(Work instruction)
What is needed is an exact copy of all the lines below.
--- Given data Enclosed Below ---
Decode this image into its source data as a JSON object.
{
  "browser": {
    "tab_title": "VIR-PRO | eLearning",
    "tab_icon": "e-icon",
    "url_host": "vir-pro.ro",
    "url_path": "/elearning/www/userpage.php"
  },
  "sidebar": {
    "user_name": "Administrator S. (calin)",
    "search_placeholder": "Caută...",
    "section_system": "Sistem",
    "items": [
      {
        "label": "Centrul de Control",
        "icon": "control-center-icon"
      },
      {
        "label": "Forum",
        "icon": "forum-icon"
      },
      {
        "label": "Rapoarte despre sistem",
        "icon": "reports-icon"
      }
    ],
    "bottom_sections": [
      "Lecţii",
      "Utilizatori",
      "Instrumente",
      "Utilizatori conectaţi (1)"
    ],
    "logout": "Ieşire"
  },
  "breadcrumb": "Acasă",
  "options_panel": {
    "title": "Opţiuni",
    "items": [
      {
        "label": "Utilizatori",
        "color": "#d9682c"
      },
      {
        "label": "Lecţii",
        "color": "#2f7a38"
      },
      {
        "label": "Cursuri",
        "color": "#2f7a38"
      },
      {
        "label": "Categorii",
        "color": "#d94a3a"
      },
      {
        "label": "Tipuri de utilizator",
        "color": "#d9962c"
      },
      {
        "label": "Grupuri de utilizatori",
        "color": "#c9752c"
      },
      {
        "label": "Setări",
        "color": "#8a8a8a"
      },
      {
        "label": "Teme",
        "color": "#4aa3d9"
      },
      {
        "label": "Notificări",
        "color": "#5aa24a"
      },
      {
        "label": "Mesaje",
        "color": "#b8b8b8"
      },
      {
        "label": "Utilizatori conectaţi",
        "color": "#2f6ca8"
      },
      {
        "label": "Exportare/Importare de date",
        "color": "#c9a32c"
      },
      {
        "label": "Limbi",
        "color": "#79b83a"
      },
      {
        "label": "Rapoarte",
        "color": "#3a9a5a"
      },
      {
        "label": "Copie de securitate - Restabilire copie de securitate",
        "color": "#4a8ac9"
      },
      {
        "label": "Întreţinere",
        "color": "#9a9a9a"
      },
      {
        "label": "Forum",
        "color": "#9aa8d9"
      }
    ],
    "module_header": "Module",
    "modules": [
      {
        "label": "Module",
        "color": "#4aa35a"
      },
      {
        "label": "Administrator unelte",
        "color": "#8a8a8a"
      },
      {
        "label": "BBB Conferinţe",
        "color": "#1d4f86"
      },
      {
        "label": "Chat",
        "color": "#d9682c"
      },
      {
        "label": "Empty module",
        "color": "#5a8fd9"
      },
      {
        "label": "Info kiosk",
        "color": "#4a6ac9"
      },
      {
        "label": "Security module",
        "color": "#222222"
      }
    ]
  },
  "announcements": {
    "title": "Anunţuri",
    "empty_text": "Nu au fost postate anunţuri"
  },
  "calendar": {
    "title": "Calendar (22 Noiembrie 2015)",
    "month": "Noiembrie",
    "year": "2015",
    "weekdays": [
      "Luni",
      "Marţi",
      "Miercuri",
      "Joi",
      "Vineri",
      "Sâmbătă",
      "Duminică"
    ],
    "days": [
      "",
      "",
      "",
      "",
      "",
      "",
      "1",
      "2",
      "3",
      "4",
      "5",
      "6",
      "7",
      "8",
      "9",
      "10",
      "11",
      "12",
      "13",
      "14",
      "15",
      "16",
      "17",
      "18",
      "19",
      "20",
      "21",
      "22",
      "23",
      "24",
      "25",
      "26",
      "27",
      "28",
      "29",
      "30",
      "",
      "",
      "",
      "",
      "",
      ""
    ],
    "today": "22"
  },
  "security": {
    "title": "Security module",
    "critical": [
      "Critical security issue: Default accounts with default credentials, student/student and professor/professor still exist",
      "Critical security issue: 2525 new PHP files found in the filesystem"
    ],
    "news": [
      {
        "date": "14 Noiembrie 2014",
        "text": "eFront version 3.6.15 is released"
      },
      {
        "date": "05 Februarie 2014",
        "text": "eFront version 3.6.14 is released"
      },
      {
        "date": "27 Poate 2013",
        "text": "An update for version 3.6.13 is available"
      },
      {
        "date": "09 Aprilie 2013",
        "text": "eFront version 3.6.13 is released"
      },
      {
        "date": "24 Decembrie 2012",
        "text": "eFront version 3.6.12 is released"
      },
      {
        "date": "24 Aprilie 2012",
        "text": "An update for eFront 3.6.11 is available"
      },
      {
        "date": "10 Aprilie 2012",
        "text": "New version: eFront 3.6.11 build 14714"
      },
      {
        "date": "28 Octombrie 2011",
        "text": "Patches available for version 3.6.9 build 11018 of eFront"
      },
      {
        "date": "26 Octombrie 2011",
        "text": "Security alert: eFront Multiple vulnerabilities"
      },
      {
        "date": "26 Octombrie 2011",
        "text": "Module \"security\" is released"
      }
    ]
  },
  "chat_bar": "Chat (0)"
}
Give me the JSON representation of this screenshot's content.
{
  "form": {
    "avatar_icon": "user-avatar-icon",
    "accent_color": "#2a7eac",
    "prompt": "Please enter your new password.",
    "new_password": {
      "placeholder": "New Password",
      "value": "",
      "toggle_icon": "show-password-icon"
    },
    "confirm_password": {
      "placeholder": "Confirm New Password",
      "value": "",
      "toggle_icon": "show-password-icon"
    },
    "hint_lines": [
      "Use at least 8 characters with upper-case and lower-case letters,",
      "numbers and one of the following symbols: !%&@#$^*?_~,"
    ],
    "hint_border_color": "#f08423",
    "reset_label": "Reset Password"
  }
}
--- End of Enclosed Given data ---
(Your response)
Decode this image into its source data as a JSON object.
{
  "browser": {
    "tab_title": "VIR-PRO | eLearning",
    "tab_icon": "e-icon",
    "url_host": "vir-pro.ro",
    "url_path": "/elearning/www/userpage.php"
  },
  "sidebar": {
    "user_name": "Administrator S. (calin)",
    "search_placeholder": "Caută...",
    "section_system": "Sistem",
    "items": [
      {
        "label": "Centrul de Control",
        "icon": "control-center-icon"
      },
      {
        "label": "Forum",
        "icon": "forum-icon"
      },
      {
        "label": "Rapoarte despre sistem",
        "icon": "reports-icon"
      }
    ],
    "bottom_sections": [
      "Lecţii",
      "Utilizatori",
      "Instrumente",
      "Utilizatori conectaţi (1)"
    ],
    "logout": "Ieşire"
  },
  "breadcrumb": "Acasă",
  "options_panel": {
    "title": "Opţiuni",
    "items": [
      {
        "label": "Utilizatori",
        "color": "#d9682c"
      },
      {
        "label": "Lecţii",
        "color": "#2f7a38"
      },
      {
        "label": "Cursuri",
        "color": "#2f7a38"
      },
      {
        "label": "Categorii",
        "color": "#d94a3a"
      },
      {
        "label": "Tipuri de utilizator",
        "color": "#d9962c"
      },
      {
        "label": "Grupuri de utilizatori",
        "color": "#c9752c"
      },
      {
        "label": "Setări",
        "color": "#8a8a8a"
      },
      {
        "label": "Teme",
        "color": "#4aa3d9"
      },
      {
        "label": "Notificări",
        "color": "#5aa24a"
      },
      {
        "label": "Mesaje",
        "color": "#b8b8b8"
      },
      {
        "label": "Utilizatori conectaţi",
        "color": "#2f6ca8"
      },
      {
        "label": "Exportare/Importare de date",
        "color": "#c9a32c"
      },
      {
        "label": "Limbi",
        "color": "#79b83a"
      },
      {
        "label": "Rapoarte",
        "color": "#3a9a5a"
      },
      {
        "label": "Copie de securitate - Restabilire copie de securitate",
        "color": "#4a8ac9"
      },
      {
        "label": "Întreţinere",
        "color": "#9a9a9a"
      },
      {
        "label": "Forum",
        "color": "#9aa8d9"
      }
    ],
    "module_header": "Module",
    "modules": [
      {
        "label": "Module",
        "color": "#4aa35a"
      },
      {
        "label": "Administrator unelte",
        "color": "#8a8a8a"
      },
      {
        "label": "BBB Conferinţe",
        "color": "#1d4f86"
      },
      {
        "label": "Chat",
        "color": "#d9682c"
      },
      {
        "label": "Empty module",
        "color": "#5a8fd9"
      },
      {
        "label": "Info kiosk",
        "color": "#4a6ac9"
      },
      {
        "label": "Security module",
        "color": "#222222"
      }
    ]
  },
  "announcements": {
    "title": "Anunţuri",
    "empty_text": "Nu au fost postate anunţuri"
  },
  "calendar": {
    "title": "Calendar (22 Noiembrie 2015)",
    "month": "Noiembrie",
    "year": "2015",
    "weekdays": [
      "Luni",
      "Marţi",
      "Miercuri",
      "Joi",
      "Vineri",
      "Sâmbătă",
      "Duminică"
    ],
    "days": [
      "",
      "",
      "",
      "",
      "",
      "",
      "1",
      "2",
      "3",
      "4",
      "5",
      "6",
      "7",
      "8",
      "9",
      "10",
      "11",
      "12",
      "13",
      "14",
      "15",
      "16",
      "17",
      "18",
      "19",
      "20",
      "21",
      "22",
      "23",
      "24",
      "25",
      "26",
      "27",
      "28",
      "29",
      "30",
      "",
      "",
      "",
      "",
      "",
      ""
    ],
    "today": "22"
  },
  "security": {
    "title": "Security module",
    "critical": [
      "Critical security issue: Default accounts with default credentials, student/student and professor/professor still exist",
      "Critical security issue: 2525 new PHP files found in the filesystem"
    ],
    "news": [
      {
        "date": "14 Noiembrie 2014",
        "text": "eFront version 3.6.15 is released"
      },
      {
        "date": "05 Februarie 2014",
        "text": "eFront version 3.6.14 is released"
      },
      {
        "date": "27 Poate 2013",
        "text": "An update for version 3.6.13 is available"
      },
      {
        "date": "09 Aprilie 2013",
        "text": "eFront version 3.6.13 is released"
      },
      {
        "date": "24 Decembrie 2012",
        "text": "eFront version 3.6.12 is released"
      },
      {
        "date": "24 Aprilie 2012",
        "text": "An update for eFront 3.6.11 is available"
      },
      {
        "date": "10 Aprilie 2012",
        "text": "New version: eFront 3.6.11 build 14714"
      },
      {
        "date": "28 Octombrie 2011",
        "text": "Patches available for version 3.6.9 build 11018 of eFront"
      },
      {
        "date": "26 Octombrie 2011",
        "text": "Security alert: eFront Multiple vulnerabilities"
      },
      {
        "date": "26 Octombrie 2011",
        "text": "Module \"security\" is released"
      }
    ]
  },
  "chat_bar": "Chat (0)"
}
Give me the JSON representation of this screenshot's content.
{
  "form": {
    "avatar_icon": "user-avatar-icon",
    "accent_color": "#2a7eac",
    "prompt": "Please enter your new password.",
    "new_password": {
      "placeholder": "New Password",
      "value": "",
      "toggle_icon": "show-password-icon"
    },
    "confirm_password": {
      "placeholder": "Confirm New Password",
      "value": "",
      "toggle_icon": "show-password-icon"
    },
    "hint_lines": [
      "Use at least 8 characters with upper-case and lower-case letters,",
      "numbers and one of the following symbols: !%&@#$^*?_~,"
    ],
    "hint_border_color": "#f08423",
    "reset_label": "Reset Password"
  }
}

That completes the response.